Poker is a card game with a great deal of strategy and psychology. In the game players place bets (representing money) voluntarily in order to win the pot. These bets are based on expected value and other factors such as game theory, psychology, and probability. There are many different poker games, but they all have similar elements. The most basic of these elements is that each player has two cards, and the highest-ranking hand wins. Players may also bluff, betting that they have a superior hand when they do not.
At the beginning of a poker session, each player puts up an amount of money to buy in to the game. Often, this money is represented by chips. A white chip is worth one unit of ante, or the minimum bet; a red chip is worth five white chips. Players then place these chips in the center of the table, called the “pot.” A player can call if they have a higher hand than the previous player or raise if they believe that their hand is better.

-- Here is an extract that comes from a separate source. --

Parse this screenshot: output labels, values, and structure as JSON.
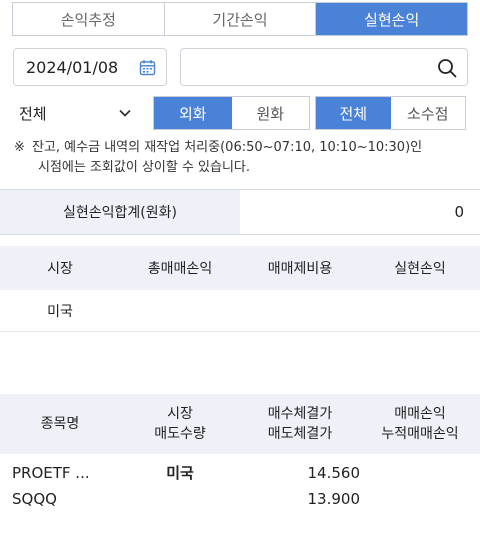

After the first round of betting in a poker game, the dealer deals three additional cards to the table that everyone can use. This is called the flop. After the flop, there is another betting interval and then a showdown.
If you are a beginner, it is best to play only with money that you can afford to lose. This way, you will avoid the frustration and stress of losing too much money. Also, it is a good idea to track your winnings and losses, so you can see how well you are doing.
A good poker player has a strong understanding of their opponents’ ranges. This is especially important when playing late positions, where it is easier to manipulate the pot on later betting streets. By working out an opponent’s ranges, you can understand how likely it is that they have a specific hand and can adjust your own play accordingly.
Bluffing is an integral part of poker, but beginners should start by focusing on building their relative hand strength before trying to bluff too often. Beginners can make a lot of mistakes when bluffing that will cost them big money in the long run.
It is important to remember that poker is a psychological game and that your mood will greatly affect your performance. Playing poker when you are angry, frustrated, or tired will cause you to make mistakes that you wouldn’t make otherwise. It is a good idea to take a break from the game if you are feeling this way. This will allow you to play the game more effectively and improve your overall results. This will also save you a lot of money in the long run.